Avett Brothers Interview: Scott Explores Emotions in Songs on ‘The Carpenter,’ Shares Mainstream Country Influences
The Avett Brothers followed a path to fame and recognition rarely traced by today’s young singers in country music. With the invent of reality TV — and to a lesser degree, YouTube — fewer stars are working their way out of small town music scenes to the big stages of Nashville, Los Angeles and New York City. ‘I and Love and You’ (2009) was the Concord, N.C. group’s major label debut, but by then they were already a hit on independent radio stations and the festival circuit. Scott Avett admits some of the group’s first circle of fans haven’t liked how they evolved.
“We’re in a movement. We’re in motion, an ongoing journey that has to change,” he tells Taste of Country. “It can’t sit still or it ends.” Scott and brother Seth Avett (with Joe Kwon, Jacob Edwards and Bob Crawford) fill the stage with a focused blend of rock, punk, bluegrass, folk and country sounds. Finding cohesion with that many influences is tricky. Maybe that’s why it’s taken nearly a decade before the mainstream caught scent of the Avett Bros.’ unique and passionate songwriting. More likely, however, it’s because like fine wine, good music needs time to ferment.
The older Avett says his band’s new album ‘The Carpenter’ took a year and a half to assemble. He referenced a pace each member is aware of, but might not mention. Songs have to feel right to merit inclusion. If a story or emotion isn’t ready to be shared, it’s put on hold until next time. For this reason, ‘The Carpenter’ (released Sept. 11) includes a few cuts written years ago among the dozen mostly dark and melancholy folk-rockers.
“I like to think of it as kind of a hopeful darkness, or maybe an awareness,” Avett says, reminding country fans that “Hank Williams was as dark as you wanted to be, in an ironic way. ”
In addition to a tour to support the new release, the Avett Brothers will be in Charleston, S.C. as part of Zac Brown Band‘s Southern Ground Festival on Oct. 20 and 21. The show is a good fit, as much like Brown, the Avetts went deep into the woods before tracing their way back to country roots.
What influences from mainstream country can one find in the Avett Brothers’ music?
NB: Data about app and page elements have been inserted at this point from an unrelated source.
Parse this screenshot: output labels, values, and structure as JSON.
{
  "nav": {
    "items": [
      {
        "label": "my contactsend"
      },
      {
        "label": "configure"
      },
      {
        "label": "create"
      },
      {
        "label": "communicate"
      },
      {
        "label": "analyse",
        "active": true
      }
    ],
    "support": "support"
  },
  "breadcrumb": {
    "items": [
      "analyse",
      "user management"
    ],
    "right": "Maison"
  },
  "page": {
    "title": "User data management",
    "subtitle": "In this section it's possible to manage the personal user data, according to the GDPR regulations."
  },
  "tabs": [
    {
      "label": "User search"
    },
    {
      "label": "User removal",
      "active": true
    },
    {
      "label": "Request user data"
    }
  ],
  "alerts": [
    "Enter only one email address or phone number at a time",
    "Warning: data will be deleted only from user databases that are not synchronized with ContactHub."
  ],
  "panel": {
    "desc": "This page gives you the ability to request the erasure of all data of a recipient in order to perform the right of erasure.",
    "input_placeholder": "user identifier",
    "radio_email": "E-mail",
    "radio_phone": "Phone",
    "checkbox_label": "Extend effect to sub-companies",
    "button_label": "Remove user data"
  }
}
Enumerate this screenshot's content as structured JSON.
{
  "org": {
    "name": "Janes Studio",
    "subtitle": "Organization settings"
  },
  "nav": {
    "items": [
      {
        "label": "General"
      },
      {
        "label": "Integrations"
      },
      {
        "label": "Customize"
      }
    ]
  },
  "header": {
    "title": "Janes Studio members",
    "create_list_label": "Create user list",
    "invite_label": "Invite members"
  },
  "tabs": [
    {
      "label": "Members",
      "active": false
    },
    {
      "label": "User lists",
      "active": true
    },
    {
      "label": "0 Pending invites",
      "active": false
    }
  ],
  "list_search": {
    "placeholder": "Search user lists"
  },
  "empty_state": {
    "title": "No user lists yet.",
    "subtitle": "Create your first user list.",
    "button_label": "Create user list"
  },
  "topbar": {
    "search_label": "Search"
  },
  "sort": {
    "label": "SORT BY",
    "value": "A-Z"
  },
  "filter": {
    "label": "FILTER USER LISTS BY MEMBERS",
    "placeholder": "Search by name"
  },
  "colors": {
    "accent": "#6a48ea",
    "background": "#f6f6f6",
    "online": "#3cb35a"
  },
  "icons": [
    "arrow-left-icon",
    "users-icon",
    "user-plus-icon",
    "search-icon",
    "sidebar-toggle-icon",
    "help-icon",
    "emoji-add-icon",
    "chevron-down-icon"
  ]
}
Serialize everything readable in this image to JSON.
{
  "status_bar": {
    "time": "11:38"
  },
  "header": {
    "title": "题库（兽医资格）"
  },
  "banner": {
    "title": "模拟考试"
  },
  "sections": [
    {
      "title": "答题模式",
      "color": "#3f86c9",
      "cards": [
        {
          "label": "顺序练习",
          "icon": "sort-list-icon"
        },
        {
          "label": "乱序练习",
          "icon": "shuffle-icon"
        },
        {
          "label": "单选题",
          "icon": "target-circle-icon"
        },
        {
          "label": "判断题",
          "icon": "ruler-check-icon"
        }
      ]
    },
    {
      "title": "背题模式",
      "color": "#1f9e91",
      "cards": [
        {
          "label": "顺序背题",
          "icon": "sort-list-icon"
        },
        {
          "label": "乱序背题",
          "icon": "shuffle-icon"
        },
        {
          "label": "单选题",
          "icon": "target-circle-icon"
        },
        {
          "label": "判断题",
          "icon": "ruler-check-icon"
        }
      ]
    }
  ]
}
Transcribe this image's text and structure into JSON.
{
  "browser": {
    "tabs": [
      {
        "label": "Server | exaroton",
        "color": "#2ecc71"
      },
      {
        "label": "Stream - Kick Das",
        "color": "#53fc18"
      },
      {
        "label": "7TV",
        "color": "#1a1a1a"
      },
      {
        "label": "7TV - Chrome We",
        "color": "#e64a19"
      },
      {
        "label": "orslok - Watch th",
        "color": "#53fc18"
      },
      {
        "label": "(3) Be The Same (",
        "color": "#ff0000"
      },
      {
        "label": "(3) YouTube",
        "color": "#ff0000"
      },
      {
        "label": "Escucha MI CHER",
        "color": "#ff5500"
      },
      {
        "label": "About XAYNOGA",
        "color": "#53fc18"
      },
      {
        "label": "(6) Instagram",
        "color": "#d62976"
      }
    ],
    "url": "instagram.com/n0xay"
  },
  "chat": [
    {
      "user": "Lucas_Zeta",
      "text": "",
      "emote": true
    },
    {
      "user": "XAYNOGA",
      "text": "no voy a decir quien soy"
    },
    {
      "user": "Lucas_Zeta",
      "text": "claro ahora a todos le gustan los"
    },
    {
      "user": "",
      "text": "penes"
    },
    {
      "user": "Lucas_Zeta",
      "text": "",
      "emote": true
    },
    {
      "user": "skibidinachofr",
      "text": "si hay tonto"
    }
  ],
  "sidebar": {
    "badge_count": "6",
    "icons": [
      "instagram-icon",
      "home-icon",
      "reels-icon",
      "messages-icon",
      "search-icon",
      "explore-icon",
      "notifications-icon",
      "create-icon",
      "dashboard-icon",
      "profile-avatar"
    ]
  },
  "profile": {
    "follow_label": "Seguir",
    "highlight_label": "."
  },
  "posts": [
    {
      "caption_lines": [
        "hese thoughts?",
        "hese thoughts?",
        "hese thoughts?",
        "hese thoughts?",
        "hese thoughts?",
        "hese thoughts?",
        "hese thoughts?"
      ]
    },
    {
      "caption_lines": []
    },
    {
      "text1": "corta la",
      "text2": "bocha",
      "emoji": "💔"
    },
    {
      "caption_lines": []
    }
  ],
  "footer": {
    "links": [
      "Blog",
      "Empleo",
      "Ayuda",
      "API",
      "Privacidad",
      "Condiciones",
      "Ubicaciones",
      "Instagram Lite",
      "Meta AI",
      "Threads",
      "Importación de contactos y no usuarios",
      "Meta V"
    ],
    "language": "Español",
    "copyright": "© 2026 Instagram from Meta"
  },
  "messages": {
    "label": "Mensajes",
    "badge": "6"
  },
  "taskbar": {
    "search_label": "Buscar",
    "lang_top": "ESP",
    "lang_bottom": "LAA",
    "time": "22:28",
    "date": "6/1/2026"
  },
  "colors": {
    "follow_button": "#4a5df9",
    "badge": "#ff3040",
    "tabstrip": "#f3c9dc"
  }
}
I’m really glad to talk to you about that because I recently discovered 1410 AM (country legends) in Concord. My country influences go anywhere from the late ’70s through the ’80s up until the mid-90s. So I was by default really familiar with what I was hearing. And that would’ve been anything from Willie Nelson and Merle Haggard to John Conley, Tom T. Hall. Those were the earlier (artists), and then even things like Alan Jackson, Randy Travis, George Strait and those things through the ’80s and 90s that were just playing all the time.
It’s great that you bring that up because I drive this car that’s got only an AM radio and that’s the station I listen to. I’m just flooded with Ronnie Milsap and Randy Travis and all these terrific things.
As you’ve gotten bigger as a band, have you had a chance to play with or meet any of those guys you grew up listening to?
Yes, we spent some time with Tom T. Hall. We spent a day with him a couple of years ago. He had been very friendly, welcoming and inviting to us. Had us up at his house and we talked about music, and he had some very, very, very amazing things to say about where we were coming from and his relation to it and his understanding of it. It seemed like there was a connection between us and maybe where his generation came from.
We read in one interview you did recently how songs that make you feel the most vulnerable are those that resonate deepest. Which stories or songs from ‘The Carpenter’ do that best?
Both ‘Through My Prayers’ and ‘A Father’s First Spring.’ I had both nervous tendencies and nervous feelings about both of those getting out there because they are to the root. Both about life and death in the most direct and personal way, and you kind of start to question yourself as an autobiographer I guess. You kind of wonder, ‘Am I throwing my own blood under the bus? Am I exploiting them in a way that is dangerous?’ In the end, I know where my intentions are from and Seth is aware of his.
Did you write ‘A Father’s First Spring’ shortly after the birth of your daughter (Eleanor in 2008) a few years ago?
Yes. It’s really the only song that came in the wake of that. There were several ideas, but most of them were songs that were kid songs — things that wouldn’t make it to an Avett Brothers album at this point in our lives.
From a songwriter’s perspective, when you release a song, is that the start of the journey that gets you through a personal event, or is it the end game — the last word?
Depending on what day you speak with me [laughs]. I said to Seth, I was like, ‘It’s really hard to record these songs, because they’re DOA upon recording.’ They’re open-ended feelings and rapport with a memory or an emotion and once you stamp it with an a recording, in a lot of ways … you would say, ‘That’s it, it’s over.’
On the other hand, you can look at it philosophically and spiritually, you can look at it as setting free something that needs to be set free. There is a thought that living is really the painful part and dying is the liberation of pain.